■ **ASSIGNMENT**
Would you repeat the entries below exactly and omit the pictures?

===== DATA FOR THIS EXERCISE

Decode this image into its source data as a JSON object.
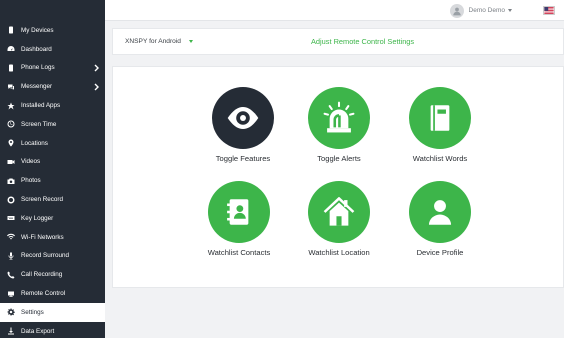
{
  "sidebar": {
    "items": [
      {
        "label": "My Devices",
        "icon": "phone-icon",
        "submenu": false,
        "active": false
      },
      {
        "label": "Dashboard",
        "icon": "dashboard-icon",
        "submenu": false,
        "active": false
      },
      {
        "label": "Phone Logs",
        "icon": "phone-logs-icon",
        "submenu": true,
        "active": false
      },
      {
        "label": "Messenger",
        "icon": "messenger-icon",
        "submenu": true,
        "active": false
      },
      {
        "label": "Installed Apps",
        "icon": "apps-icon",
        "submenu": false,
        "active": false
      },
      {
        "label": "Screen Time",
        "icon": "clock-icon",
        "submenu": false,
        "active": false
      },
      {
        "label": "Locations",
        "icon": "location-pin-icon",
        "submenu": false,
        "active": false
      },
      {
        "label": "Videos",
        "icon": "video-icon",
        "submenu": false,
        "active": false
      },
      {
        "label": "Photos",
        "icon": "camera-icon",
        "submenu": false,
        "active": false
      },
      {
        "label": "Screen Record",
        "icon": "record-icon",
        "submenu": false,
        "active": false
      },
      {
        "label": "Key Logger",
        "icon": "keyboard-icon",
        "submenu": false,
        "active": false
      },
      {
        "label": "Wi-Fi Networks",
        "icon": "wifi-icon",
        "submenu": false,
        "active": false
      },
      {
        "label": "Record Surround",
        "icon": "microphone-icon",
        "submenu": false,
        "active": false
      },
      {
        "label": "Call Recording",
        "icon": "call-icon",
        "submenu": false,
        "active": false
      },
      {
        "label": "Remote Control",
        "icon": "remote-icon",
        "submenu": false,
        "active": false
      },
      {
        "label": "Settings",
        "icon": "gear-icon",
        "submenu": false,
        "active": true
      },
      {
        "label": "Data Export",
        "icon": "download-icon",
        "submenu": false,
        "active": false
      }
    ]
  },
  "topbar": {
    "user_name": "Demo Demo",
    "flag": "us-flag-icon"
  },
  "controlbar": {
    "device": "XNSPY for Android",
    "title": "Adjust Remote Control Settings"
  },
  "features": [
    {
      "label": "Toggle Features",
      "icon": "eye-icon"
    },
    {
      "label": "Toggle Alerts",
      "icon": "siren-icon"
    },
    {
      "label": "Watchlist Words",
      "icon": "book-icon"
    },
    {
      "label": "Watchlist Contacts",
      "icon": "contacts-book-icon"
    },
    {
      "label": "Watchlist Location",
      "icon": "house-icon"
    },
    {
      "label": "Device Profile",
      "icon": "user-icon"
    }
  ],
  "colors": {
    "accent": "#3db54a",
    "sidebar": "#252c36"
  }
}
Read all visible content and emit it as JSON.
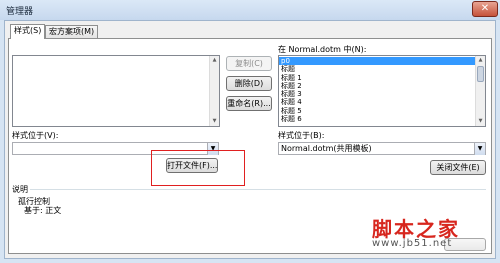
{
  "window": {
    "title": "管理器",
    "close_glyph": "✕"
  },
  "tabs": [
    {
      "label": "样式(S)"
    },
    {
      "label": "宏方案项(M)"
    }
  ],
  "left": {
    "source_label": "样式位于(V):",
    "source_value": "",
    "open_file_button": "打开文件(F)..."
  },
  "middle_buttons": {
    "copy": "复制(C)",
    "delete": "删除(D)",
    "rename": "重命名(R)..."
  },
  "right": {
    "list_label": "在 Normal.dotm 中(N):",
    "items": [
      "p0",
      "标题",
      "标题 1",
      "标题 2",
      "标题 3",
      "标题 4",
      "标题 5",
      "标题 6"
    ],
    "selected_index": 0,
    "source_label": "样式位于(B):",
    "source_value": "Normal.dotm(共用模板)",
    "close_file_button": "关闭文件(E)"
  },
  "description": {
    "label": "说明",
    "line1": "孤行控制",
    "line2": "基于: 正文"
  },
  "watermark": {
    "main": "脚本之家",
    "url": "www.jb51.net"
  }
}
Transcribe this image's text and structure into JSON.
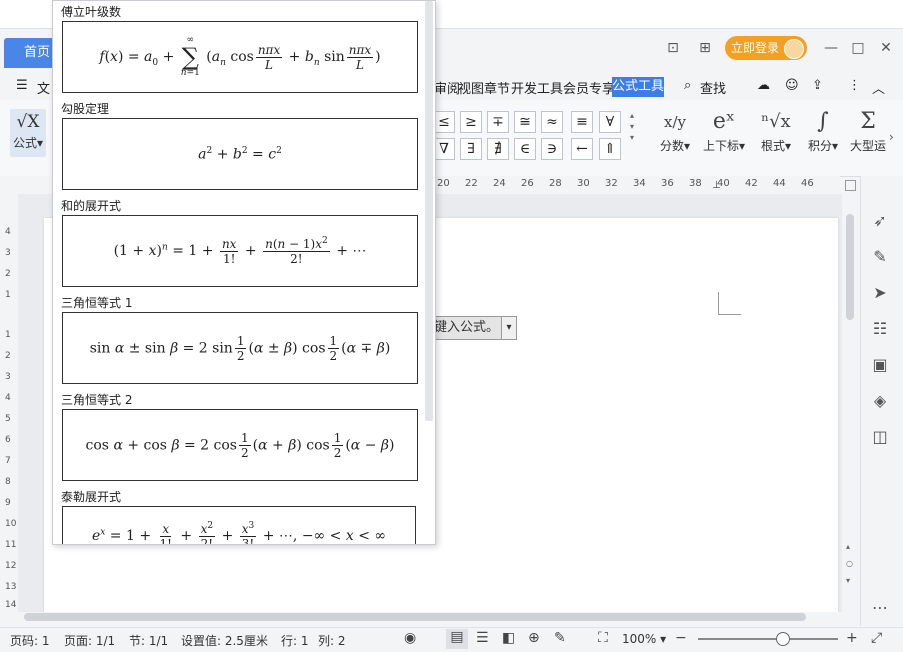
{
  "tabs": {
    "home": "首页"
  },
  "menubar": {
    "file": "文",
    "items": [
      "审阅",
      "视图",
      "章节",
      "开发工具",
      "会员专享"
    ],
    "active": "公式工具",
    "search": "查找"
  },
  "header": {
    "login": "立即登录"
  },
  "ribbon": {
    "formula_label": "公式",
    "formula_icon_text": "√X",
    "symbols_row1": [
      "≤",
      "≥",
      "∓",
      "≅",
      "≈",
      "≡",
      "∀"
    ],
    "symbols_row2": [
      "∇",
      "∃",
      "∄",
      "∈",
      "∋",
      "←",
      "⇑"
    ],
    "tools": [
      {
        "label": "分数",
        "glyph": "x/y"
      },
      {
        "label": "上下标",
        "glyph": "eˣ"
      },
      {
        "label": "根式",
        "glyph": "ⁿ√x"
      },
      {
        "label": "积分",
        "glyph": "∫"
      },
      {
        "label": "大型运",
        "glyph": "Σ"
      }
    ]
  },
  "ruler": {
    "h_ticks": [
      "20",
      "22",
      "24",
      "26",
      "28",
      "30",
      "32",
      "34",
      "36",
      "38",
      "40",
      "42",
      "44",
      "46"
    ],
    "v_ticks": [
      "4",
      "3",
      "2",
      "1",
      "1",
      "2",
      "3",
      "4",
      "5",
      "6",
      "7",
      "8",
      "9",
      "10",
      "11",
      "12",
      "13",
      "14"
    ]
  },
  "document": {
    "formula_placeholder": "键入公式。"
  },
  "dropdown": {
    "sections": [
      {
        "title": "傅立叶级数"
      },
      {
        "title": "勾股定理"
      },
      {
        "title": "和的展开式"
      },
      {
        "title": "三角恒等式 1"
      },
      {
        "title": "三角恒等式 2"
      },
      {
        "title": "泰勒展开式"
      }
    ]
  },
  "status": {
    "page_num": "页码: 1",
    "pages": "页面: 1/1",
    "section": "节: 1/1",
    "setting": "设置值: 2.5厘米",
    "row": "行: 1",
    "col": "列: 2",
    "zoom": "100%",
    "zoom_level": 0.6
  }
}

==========

■ **RESULT**
Decode this image into its source data as a JSON object.
{
  "sidebar": {
    "items": [
      {
        "label": "My Devices",
        "icon": "phone-icon",
        "submenu": false,
        "active": false
      },
      {
        "label": "Dashboard",
        "icon": "dashboard-icon",
        "submenu": false,
        "active": false
      },
      {
        "label": "Phone Logs",
        "icon": "phone-logs-icon",
        "submenu": true,
        "active": false
      },
      {
        "label": "Messenger",
        "icon": "messenger-icon",
        "submenu": true,
        "active": false
      },
      {
        "label": "Installed Apps",
        "icon": "apps-icon",
        "submenu": false,
        "active": false
      },
      {
        "label": "Screen Time",
        "icon": "clock-icon",
        "submenu": false,
        "active": false
      },
      {
        "label": "Locations",
        "icon": "location-pin-icon",
        "submenu": false,
        "active": false
      },
      {
        "label": "Videos",
        "icon": "video-icon",
        "submenu": false,
        "active": false
      },
      {
        "label": "Photos",
        "icon": "camera-icon",
        "submenu": false,
        "active": false
      },
      {
        "label": "Screen Record",
        "icon": "record-icon",
        "submenu": false,
        "active": false
      },
      {
        "label": "Key Logger",
        "icon": "keyboard-icon",
        "submenu": false,
        "active": false
      },
      {
        "label": "Wi-Fi Networks",
        "icon": "wifi-icon",
        "submenu": false,
        "active": false
      },
      {
        "label": "Record Surround",
        "icon": "microphone-icon",
        "submenu": false,
        "active": false
      },
      {
        "label": "Call Recording",
        "icon": "call-icon",
        "submenu": false,
        "active": false
      },
      {
        "label": "Remote Control",
        "icon": "remote-icon",
        "submenu": false,
        "active": false
      },
      {
        "label": "Settings",
        "icon": "gear-icon",
        "submenu": false,
        "active": true
      },
      {
        "label": "Data Export",
        "icon": "download-icon",
        "submenu": false,
        "active": false
      }
    ]
  },
  "topbar": {
    "user_name": "Demo Demo",
    "flag": "us-flag-icon"
  },
  "controlbar": {
    "device": "XNSPY for Android",
    "title": "Adjust Remote Control Settings"
  },
  "features": [
    {
      "label": "Toggle Features",
      "icon": "eye-icon"
    },
    {
      "label": "Toggle Alerts",
      "icon": "siren-icon"
    },
    {
      "label": "Watchlist Words",
      "icon": "book-icon"
    },
    {
      "label": "Watchlist Contacts",
      "icon": "contacts-book-icon"
    },
    {
      "label": "Watchlist Location",
      "icon": "house-icon"
    },
    {
      "label": "Device Profile",
      "icon": "user-icon"
    }
  ],
  "colors": {
    "accent": "#3db54a",
    "sidebar": "#252c36"
  }
}
Read all visible content and emit it as JSON.
{
  "window": {
    "title": "管理器",
    "close_glyph": "✕"
  },
  "tabs": [
    {
      "label": "样式(S)"
    },
    {
      "label": "宏方案项(M)"
    }
  ],
  "left": {
    "source_label": "样式位于(V):",
    "source_value": "",
    "open_file_button": "打开文件(F)..."
  },
  "middle_buttons": {
    "copy": "复制(C)",
    "delete": "删除(D)",
    "rename": "重命名(R)..."
  },
  "right": {
    "list_label": "在 Normal.dotm 中(N):",
    "items": [
      "p0",
      "标题",
      "标题 1",
      "标题 2",
      "标题 3",
      "标题 4",
      "标题 5",
      "标题 6"
    ],
    "selected_index": 0,
    "source_label": "样式位于(B):",
    "source_value": "Normal.dotm(共用模板)",
    "close_file_button": "关闭文件(E)"
  },
  "description": {
    "label": "说明",
    "line1": "孤行控制",
    "line2": "基于: 正文"
  },
  "watermark": {
    "main": "脚本之家",
    "url": "www.jb51.net"
  }
}
Transcribe this image's text and structure into JSON.
{
  "tabs": {
    "home": "首页"
  },
  "menubar": {
    "file": "文",
    "items": [
      "审阅",
      "视图",
      "章节",
      "开发工具",
      "会员专享"
    ],
    "active": "公式工具",
    "search": "查找"
  },
  "header": {
    "login": "立即登录"
  },
  "ribbon": {
    "formula_label": "公式",
    "formula_icon_text": "√X",
    "symbols_row1": [
      "≤",
      "≥",
      "∓",
      "≅",
      "≈",
      "≡",
      "∀"
    ],
    "symbols_row2": [
      "∇",
      "∃",
      "∄",
      "∈",
      "∋",
      "←",
      "⇑"
    ],
    "tools": [
      {
        "label": "分数",
        "glyph": "x/y"
      },
      {
        "label": "上下标",
        "glyph": "eˣ"
      },
      {
        "label": "根式",
        "glyph": "ⁿ√x"
      },
      {
        "label": "积分",
        "glyph": "∫"
      },
      {
        "label": "大型运",
        "glyph": "Σ"
      }
    ]
  },
  "ruler": {
    "h_ticks": [
      "20",
      "22",
      "24",
      "26",
      "28",
      "30",
      "32",
      "34",
      "36",
      "38",
      "40",
      "42",
      "44",
      "46"
    ],
    "v_ticks": [
      "4",
      "3",
      "2",
      "1",
      "1",
      "2",
      "3",
      "4",
      "5",
      "6",
      "7",
      "8",
      "9",
      "10",
      "11",
      "12",
      "13",
      "14"
    ]
  },
  "document": {
    "formula_placeholder": "键入公式。"
  },
  "dropdown": {
    "sections": [
      {
        "title": "傅立叶级数"
      },
      {
        "title": "勾股定理"
      },
      {
        "title": "和的展开式"
      },
      {
        "title": "三角恒等式 1"
      },
      {
        "title": "三角恒等式 2"
      },
      {
        "title": "泰勒展开式"
      }
    ]
  },
  "status": {
    "page_num": "页码: 1",
    "pages": "页面: 1/1",
    "section": "节: 1/1",
    "setting": "设置值: 2.5厘米",
    "row": "行: 1",
    "col": "列: 2",
    "zoom": "100%",
    "zoom_level": 0.6
  }
}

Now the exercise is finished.